Combining this methodology of evidence-based design with the multiple scales of analysis means that SBE practitioners will be able to better address the challenges created where different elements of the built environment intersect and overlap. SBE students will, for example, be able to analyze how a home built with sustainable design principles should interface with citywide infrastructure like a power grid. They will also be able to determine how that home should be positioned within the landscape of a particular lot to best harness the daily arc of the sun for heating in the winter or utilize rainfall runoff as a resource. This scalar flexibility means students will be prepared to lead whatever versions of the design professions emerge in the years to come. It also means that the applications of their professional knowledge have the potential to bridge with many other areas that faculty did not anticipate when they created the program. For instance, many SBE students have become involved in urban agriculture at the UA. With the particular skill set that they have gained from the SBE program, they can discern and track the interaction of different components of the built environment and are able to take important leadership roles in groups like the Compost Cats or projects like the UA Community Garden. Along with the ingenuity of students, this potential comes from faculty leaders understanding the current limits of their discipline's knowledge base and then designing a program that responds creatively to extend those limits through the confluence of research and teaching.

Integrated research and teaching, the modern research university, and public impact

CAPLA is just one college. Other examples of this interaction between research and teaching abound at the UA and at other public research universities. Thus, when we say that funding higher education provides an enormous return on investment, it is not just dollars into state economies. Harder to enumerate, but equally important is the continued capacity for our society to understand accurately and rigorously the serious challenges we face so we can address them through truly collaborative approaches to shared work. Both the individual examples of faculty research and teaching in the School of Architecture and the Sustainable Built Environments degree program in the UA's College of Architecture, Planning, and Landscape Architecture achieve this more ineffable impact, and they are profoundly impressive examples of what the University and our peers should be working to achieve every day with students, through research, and in our broader communities.

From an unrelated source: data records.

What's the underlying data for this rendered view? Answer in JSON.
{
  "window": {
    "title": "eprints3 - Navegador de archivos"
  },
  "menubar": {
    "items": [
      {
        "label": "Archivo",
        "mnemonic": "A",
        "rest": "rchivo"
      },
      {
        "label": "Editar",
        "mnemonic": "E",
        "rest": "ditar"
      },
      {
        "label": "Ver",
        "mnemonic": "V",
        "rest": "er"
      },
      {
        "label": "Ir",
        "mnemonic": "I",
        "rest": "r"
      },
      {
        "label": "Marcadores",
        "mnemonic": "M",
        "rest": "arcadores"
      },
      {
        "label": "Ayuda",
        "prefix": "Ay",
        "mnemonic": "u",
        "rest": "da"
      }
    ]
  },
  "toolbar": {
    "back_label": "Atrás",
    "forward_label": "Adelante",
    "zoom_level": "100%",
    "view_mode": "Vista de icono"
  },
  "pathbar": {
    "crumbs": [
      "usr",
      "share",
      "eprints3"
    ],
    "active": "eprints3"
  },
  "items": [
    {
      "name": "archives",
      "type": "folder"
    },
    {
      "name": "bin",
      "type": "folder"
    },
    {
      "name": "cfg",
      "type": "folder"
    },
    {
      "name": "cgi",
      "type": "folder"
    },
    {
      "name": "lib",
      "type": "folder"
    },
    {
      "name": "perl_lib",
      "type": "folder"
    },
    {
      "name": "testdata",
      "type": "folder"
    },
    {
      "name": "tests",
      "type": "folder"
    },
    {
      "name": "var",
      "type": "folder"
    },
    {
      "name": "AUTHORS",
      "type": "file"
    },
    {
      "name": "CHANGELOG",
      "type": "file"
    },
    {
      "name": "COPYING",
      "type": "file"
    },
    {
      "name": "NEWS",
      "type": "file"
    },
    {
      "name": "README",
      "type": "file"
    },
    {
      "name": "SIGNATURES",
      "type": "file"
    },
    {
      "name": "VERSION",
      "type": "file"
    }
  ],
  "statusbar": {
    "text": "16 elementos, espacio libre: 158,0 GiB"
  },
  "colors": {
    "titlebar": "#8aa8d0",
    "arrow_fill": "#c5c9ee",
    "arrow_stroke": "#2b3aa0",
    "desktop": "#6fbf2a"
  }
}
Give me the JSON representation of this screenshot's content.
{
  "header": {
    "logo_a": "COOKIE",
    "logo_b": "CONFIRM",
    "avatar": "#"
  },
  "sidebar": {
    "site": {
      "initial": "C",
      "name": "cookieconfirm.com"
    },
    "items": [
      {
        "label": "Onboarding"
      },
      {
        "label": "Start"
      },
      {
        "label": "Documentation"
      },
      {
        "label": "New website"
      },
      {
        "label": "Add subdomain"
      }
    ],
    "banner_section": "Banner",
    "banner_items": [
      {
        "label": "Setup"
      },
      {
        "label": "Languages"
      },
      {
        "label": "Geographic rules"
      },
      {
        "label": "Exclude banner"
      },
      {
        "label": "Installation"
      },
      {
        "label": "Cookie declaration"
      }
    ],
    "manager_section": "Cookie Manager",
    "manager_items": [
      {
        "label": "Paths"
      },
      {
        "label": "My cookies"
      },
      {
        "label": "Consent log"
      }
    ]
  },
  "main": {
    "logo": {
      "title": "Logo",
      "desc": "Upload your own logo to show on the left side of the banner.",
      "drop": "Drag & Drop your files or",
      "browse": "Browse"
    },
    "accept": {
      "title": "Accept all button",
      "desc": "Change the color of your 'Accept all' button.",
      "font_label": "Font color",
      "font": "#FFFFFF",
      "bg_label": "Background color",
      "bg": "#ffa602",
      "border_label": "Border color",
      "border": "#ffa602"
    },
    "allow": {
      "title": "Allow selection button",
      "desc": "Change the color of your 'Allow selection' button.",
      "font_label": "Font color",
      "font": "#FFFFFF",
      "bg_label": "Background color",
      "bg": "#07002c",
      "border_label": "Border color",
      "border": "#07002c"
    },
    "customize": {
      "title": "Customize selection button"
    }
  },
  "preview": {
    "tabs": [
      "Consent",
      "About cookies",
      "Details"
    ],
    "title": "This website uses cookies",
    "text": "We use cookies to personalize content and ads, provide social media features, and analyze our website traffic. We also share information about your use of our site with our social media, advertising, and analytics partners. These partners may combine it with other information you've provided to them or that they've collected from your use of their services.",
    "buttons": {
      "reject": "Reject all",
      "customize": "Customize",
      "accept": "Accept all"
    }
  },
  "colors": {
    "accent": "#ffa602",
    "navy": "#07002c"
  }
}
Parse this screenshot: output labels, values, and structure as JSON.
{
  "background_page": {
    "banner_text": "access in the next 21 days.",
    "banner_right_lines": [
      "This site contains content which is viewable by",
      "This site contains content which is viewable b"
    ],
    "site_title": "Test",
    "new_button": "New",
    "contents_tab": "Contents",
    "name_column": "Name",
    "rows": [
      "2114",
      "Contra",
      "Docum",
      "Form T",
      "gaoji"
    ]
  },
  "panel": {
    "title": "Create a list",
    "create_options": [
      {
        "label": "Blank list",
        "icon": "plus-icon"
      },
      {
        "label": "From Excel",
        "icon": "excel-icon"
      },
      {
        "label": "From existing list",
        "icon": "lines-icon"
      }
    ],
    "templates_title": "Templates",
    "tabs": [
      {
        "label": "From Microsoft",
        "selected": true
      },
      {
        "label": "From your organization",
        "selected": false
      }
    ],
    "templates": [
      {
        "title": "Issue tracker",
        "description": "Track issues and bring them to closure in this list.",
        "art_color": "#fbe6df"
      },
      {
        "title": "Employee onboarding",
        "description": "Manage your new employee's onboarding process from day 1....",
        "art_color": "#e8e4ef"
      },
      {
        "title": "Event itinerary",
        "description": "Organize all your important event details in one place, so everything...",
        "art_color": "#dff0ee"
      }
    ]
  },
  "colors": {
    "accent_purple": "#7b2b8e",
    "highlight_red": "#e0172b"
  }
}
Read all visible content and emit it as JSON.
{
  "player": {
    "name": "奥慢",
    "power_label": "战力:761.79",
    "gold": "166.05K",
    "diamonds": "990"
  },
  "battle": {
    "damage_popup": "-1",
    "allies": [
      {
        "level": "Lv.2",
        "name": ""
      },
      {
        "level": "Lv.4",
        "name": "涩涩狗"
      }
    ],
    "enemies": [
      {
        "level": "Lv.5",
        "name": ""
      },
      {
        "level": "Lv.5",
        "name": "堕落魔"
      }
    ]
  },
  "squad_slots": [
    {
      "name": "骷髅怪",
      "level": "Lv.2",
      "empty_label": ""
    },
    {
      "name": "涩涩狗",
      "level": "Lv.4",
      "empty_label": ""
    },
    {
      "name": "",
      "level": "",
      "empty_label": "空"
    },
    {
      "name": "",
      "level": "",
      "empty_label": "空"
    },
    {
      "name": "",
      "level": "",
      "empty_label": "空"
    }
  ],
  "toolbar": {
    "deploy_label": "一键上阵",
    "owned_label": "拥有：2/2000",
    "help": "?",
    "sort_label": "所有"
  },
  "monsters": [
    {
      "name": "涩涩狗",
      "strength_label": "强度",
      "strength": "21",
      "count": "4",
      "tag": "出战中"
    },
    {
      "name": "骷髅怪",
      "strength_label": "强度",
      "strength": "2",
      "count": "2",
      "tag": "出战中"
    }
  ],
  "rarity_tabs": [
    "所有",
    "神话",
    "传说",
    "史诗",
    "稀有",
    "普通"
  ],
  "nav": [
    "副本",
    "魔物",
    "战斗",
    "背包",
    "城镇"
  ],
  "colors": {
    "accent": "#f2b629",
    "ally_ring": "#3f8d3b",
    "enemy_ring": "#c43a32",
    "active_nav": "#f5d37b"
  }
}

The history of faculty professionalization that I discussed in my September blog post is crucial for this impact. Without the unique specialization of knowledge, and the close ties between research and teaching that faculty professionalization have enabled, the impact that we need from public universities would not be possible. At public research universities like the UA, students are not just learning content that is on the furthest limits of human knowledge, they are learning what it is like to work at those frontiers. As a result, they know how to push boundaries, to question received assumptions, and to create new and innovative solutions to the challenges they face, whether they work outside the academy or pursue careers as teachers and scholars.